[Data records]
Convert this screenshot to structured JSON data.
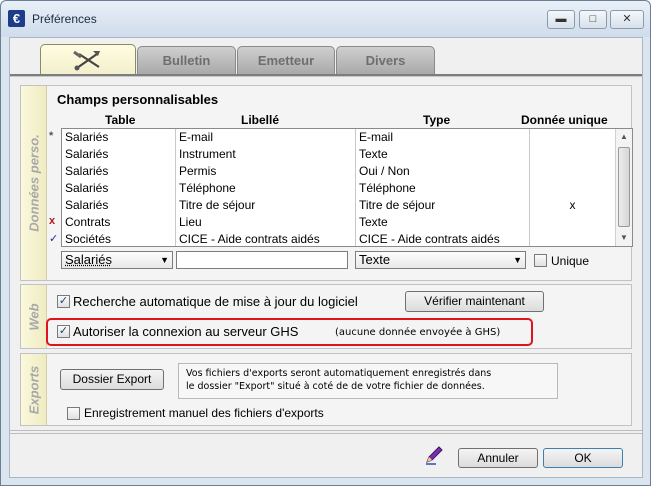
{
  "window": {
    "title": "Préférences",
    "icon": "euro-app-icon",
    "min_glyph": "▬",
    "max_glyph": "□",
    "close_glyph": "✕"
  },
  "tabs": [
    {
      "label": "",
      "icon": "tools-icon",
      "active": true
    },
    {
      "label": "Bulletin"
    },
    {
      "label": "Emetteur"
    },
    {
      "label": "Divers"
    }
  ],
  "donnees": {
    "side_label": "Données perso.",
    "section_title": "Champs personnalisables",
    "columns": [
      "Table",
      "Libellé",
      "Type",
      "Donnée unique"
    ],
    "rows": [
      {
        "marker": "*",
        "table": "Salariés",
        "libelle": "E-mail",
        "type": "E-mail",
        "unique": ""
      },
      {
        "marker": "",
        "table": "Salariés",
        "libelle": "Instrument",
        "type": "Texte",
        "unique": ""
      },
      {
        "marker": "",
        "table": "Salariés",
        "libelle": "Permis",
        "type": "Oui / Non",
        "unique": ""
      },
      {
        "marker": "",
        "table": "Salariés",
        "libelle": "Téléphone",
        "type": "Téléphone",
        "unique": ""
      },
      {
        "marker": "",
        "table": "Salariés",
        "libelle": "Titre de séjour",
        "type": "Titre de séjour",
        "unique": "x"
      },
      {
        "marker": "x",
        "table": "Contrats",
        "libelle": "Lieu",
        "type": "Texte",
        "unique": ""
      },
      {
        "marker": "✓",
        "table": "Sociétés",
        "libelle": "CICE - Aide contrats aidés",
        "type": "CICE - Aide contrats aidés",
        "unique": ""
      }
    ],
    "table_select": "Salariés",
    "libelle_value": "",
    "type_select": "Texte",
    "unique_label": "Unique",
    "unique_checked": false
  },
  "web": {
    "side_label": "Web",
    "auto_update_label": "Recherche automatique de mise à jour du logiciel",
    "auto_update_checked": true,
    "verify_button": "Vérifier maintenant",
    "allow_ghs_label": "Autoriser la connexion au serveur GHS",
    "allow_ghs_checked": true,
    "ghs_note": "(aucune donnée envoyée à GHS)"
  },
  "exports": {
    "side_label": "Exports",
    "folder_button": "Dossier Export",
    "info_line1": "Vos fichiers d'exports seront automatiquement enregistrés dans",
    "info_line2": "le dossier \"Export\" situé à coté de de votre fichier de données.",
    "manual_label": "Enregistrement manuel des fichiers d'exports",
    "manual_checked": false
  },
  "footer": {
    "cancel": "Annuler",
    "ok": "OK",
    "pen_icon": "pen-icon"
  },
  "colors": {
    "highlight": "#e0141c",
    "sidebar_bg": "#f5f1cf",
    "active_tab": "#fbf8d8"
  }
}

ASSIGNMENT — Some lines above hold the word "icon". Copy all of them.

ANSWER TO THIS EXERCISE —
    "icon": "euro-app-icon",
      "icon": "tools-icon",
    "pen_icon": "pen-icon"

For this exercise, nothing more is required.